(Source data)
◇ ◇ ◇ ◇ ◇ ◇ ◇

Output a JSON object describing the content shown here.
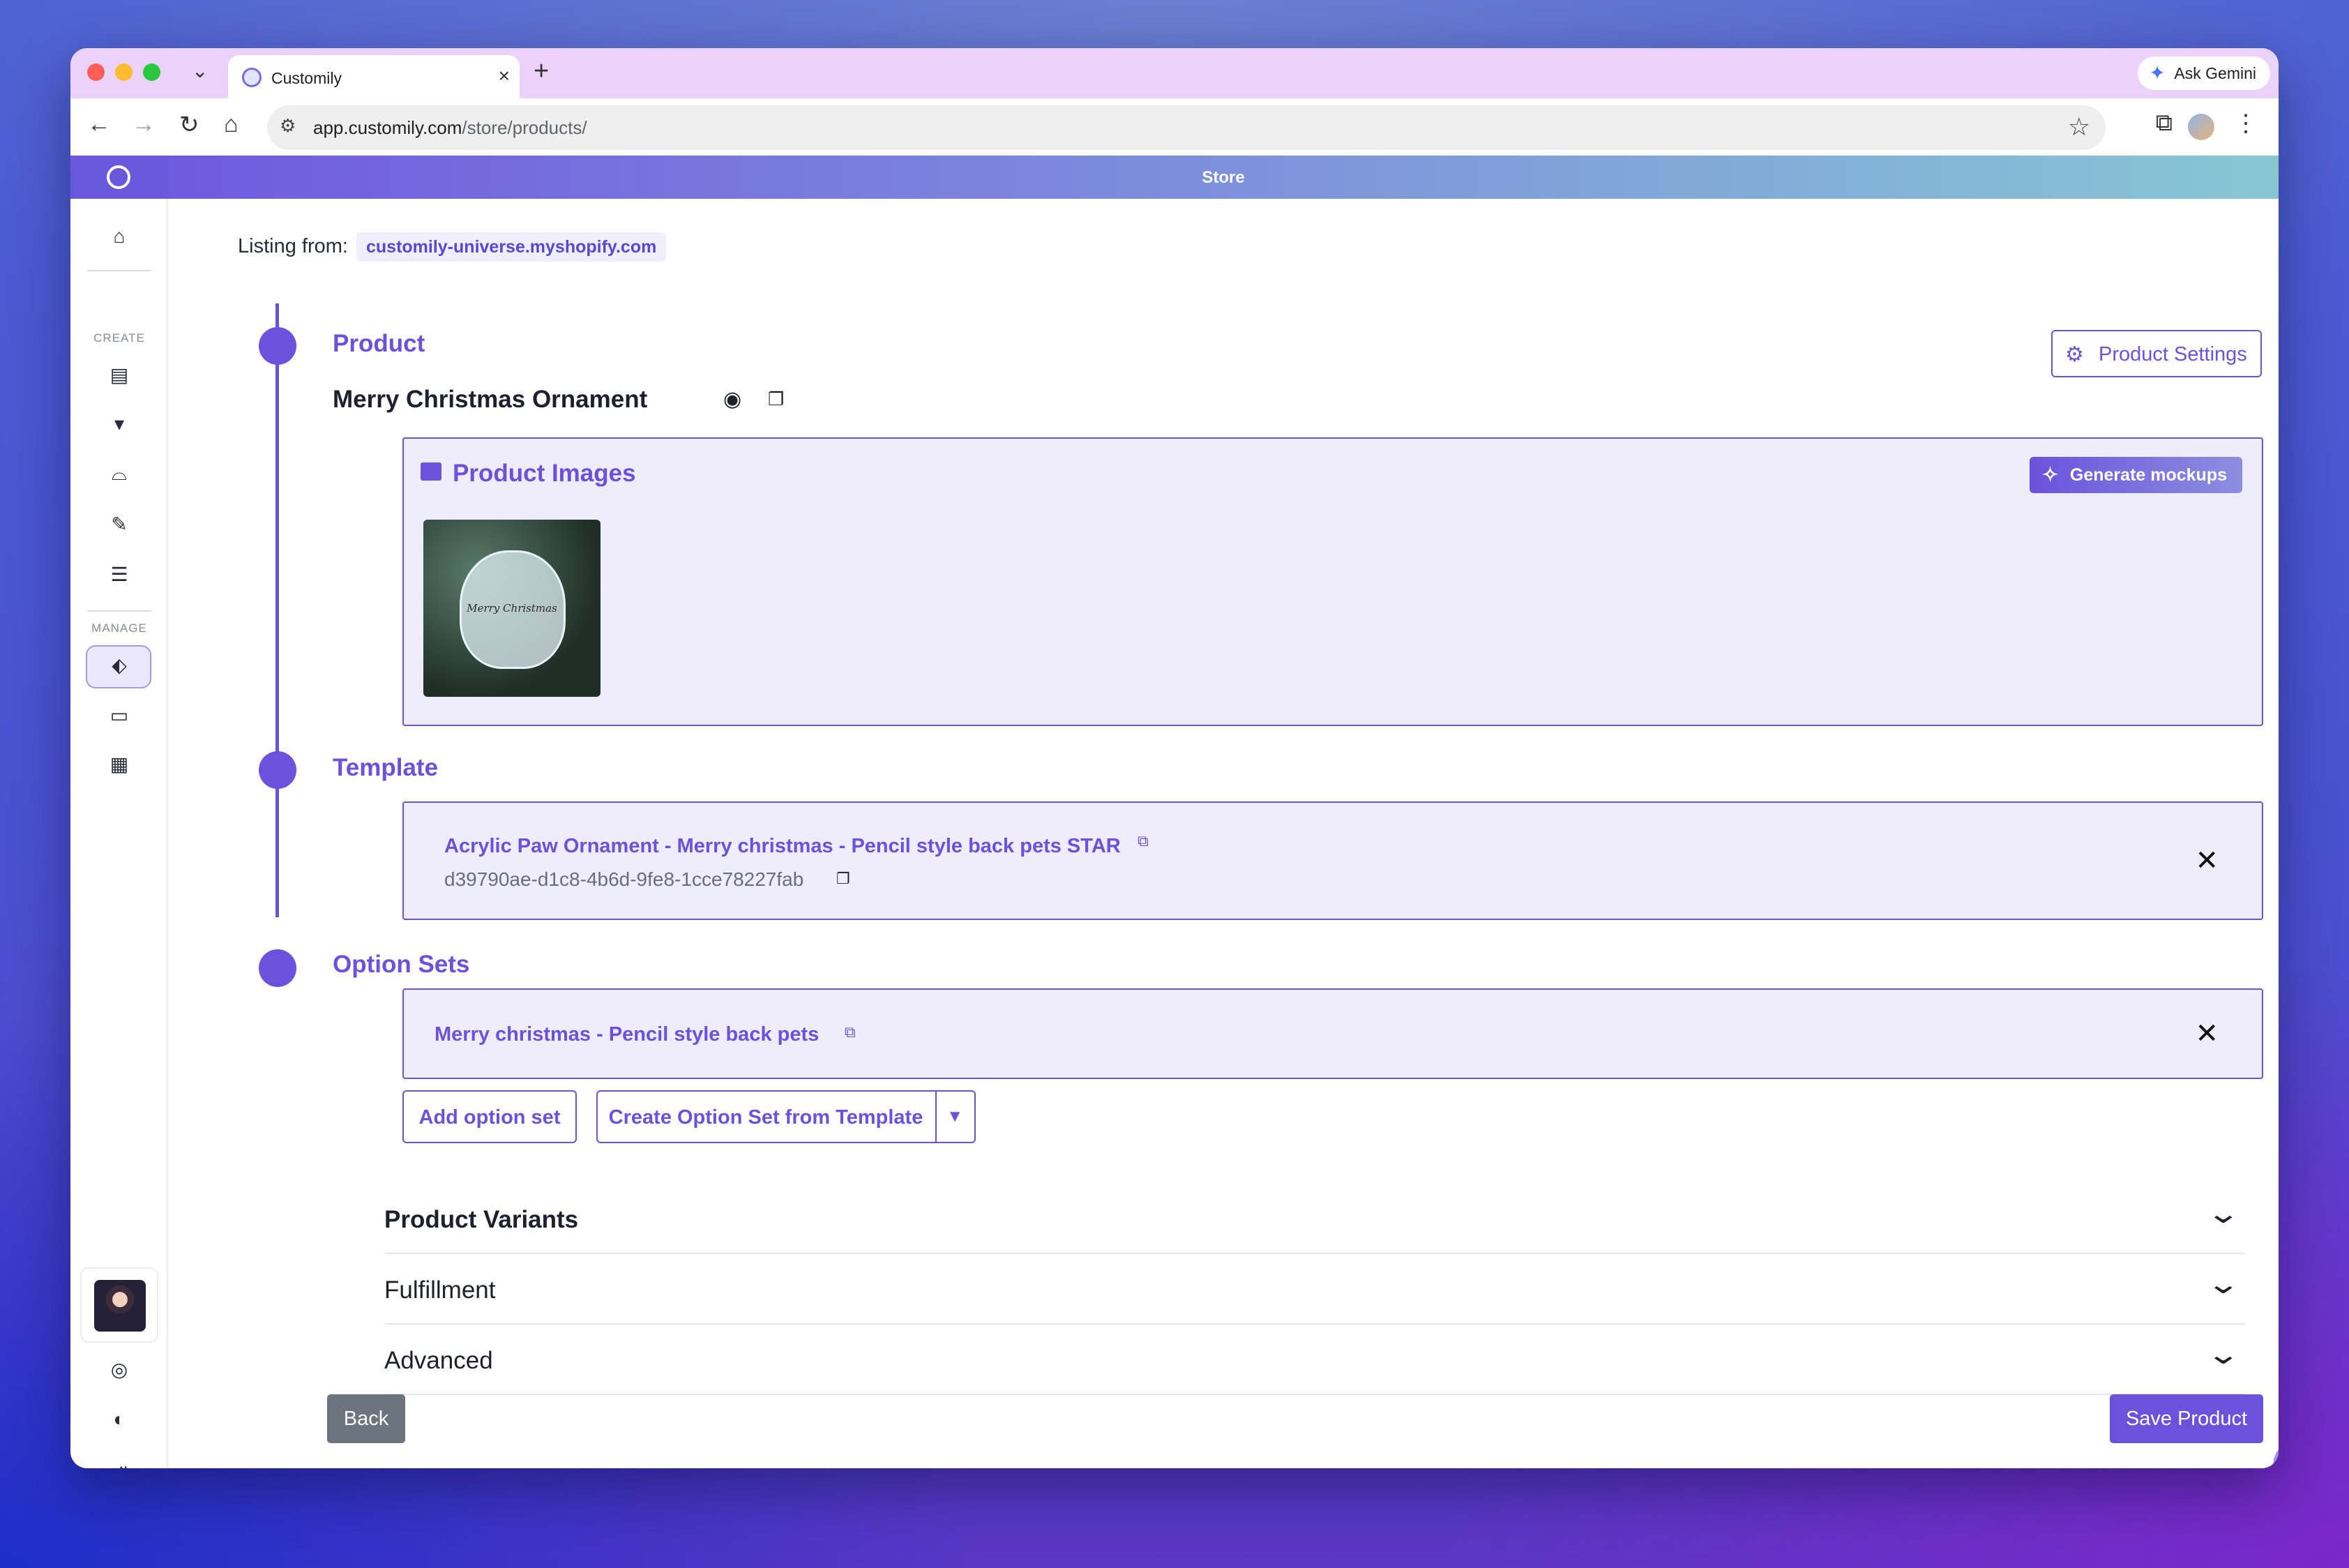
{
  "browser": {
    "tab_title": "Customily",
    "new_tab_icon": "+",
    "tab_close_icon": "×",
    "gemini_label": "Ask Gemini",
    "url_host": "app.customily.com",
    "url_path": "/store/products/"
  },
  "app": {
    "header_title": "Store"
  },
  "sidebar": {
    "create_label": "CREATE",
    "manage_label": "MANAGE"
  },
  "page": {
    "listing_label": "Listing from:",
    "listing_store": "customily-universe.myshopify.com",
    "product_section_title": "Product",
    "product_settings_label": "Product Settings",
    "product_name": "Merry Christmas Ornament",
    "images_title": "Product Images",
    "generate_mockups_label": "Generate mockups",
    "thumbnail_caption": "Merry Christmas",
    "template_section_title": "Template",
    "template_name": "Acrylic Paw Ornament - Merry christmas - Pencil style back pets STAR",
    "template_id": "d39790ae-d1c8-4b6d-9fe8-1cce78227fab",
    "option_sets_title": "Option Sets",
    "option_set_name": "Merry christmas - Pencil style back pets",
    "add_option_set_label": "Add option set",
    "create_option_set_label": "Create Option Set from Template",
    "accordions": [
      {
        "label": "Product Variants"
      },
      {
        "label": "Fulfillment"
      },
      {
        "label": "Advanced"
      }
    ],
    "back_label": "Back",
    "save_label": "Save Product"
  },
  "colors": {
    "accent": "#6a52dc",
    "panel_bg": "#efecfb",
    "back_button": "#6c757d"
  }
}
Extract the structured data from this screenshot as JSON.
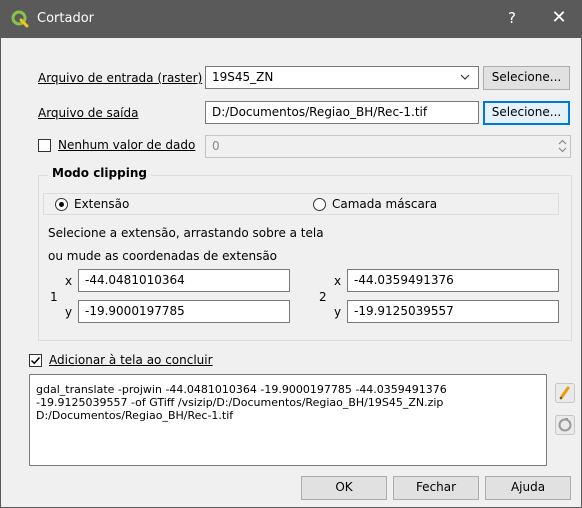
{
  "window": {
    "title": "Cortador",
    "help_label": "?",
    "close_label": "✕",
    "icon": "qgis-logo-icon"
  },
  "input": {
    "label": "Arquivo de entrada (raster)",
    "value": "19S45_ZN",
    "button_label": "Selecione..."
  },
  "output": {
    "label": "Arquivo de saída",
    "value": "D:/Documentos/Regiao_BH/Rec-1.tif",
    "button_label": "Selecione..."
  },
  "nodata": {
    "label": "Nenhum valor de dado",
    "checked": false,
    "value": "0"
  },
  "clipping": {
    "title": "Modo clipping",
    "options": [
      {
        "label": "Extensão",
        "selected": true
      },
      {
        "label": "Camada máscara",
        "selected": false
      }
    ],
    "hint_line1": "Selecione a extensão, arrastando sobre a tela",
    "hint_line2": "ou mude as coordenadas de extensão",
    "point1": {
      "number": "1",
      "x_label": "x",
      "x": "-44.0481010364",
      "y_label": "y",
      "y": "-19.9000197785"
    },
    "point2": {
      "number": "2",
      "x_label": "x",
      "x": "-44.0359491376",
      "y_label": "y",
      "y": "-19.9125039557"
    }
  },
  "add_to_canvas": {
    "label": "Adicionar à tela ao concluir",
    "checked": true
  },
  "command": {
    "lines": [
      "gdal_translate -projwin -44.0481010364 -19.9000197785 -44.0359491376",
      "-19.9125039557 -of GTiff /vsizip/D:/Documentos/Regiao_BH/19S45_ZN.zip",
      "D:/Documentos/Regiao_BH/Rec-1.tif"
    ],
    "edit_icon": "pencil-icon",
    "reset_icon": "reset-icon"
  },
  "buttons": {
    "ok": "OK",
    "close": "Fechar",
    "help": "Ajuda"
  },
  "colors": {
    "titlebar": "#5a5a5a",
    "focus": "#0078d7",
    "qgis_green": "#8bc34a",
    "qgis_yellow": "#f5c518"
  }
}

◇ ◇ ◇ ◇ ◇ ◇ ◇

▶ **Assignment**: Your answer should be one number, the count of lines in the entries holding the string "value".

▶ **Answer to the problem**: 3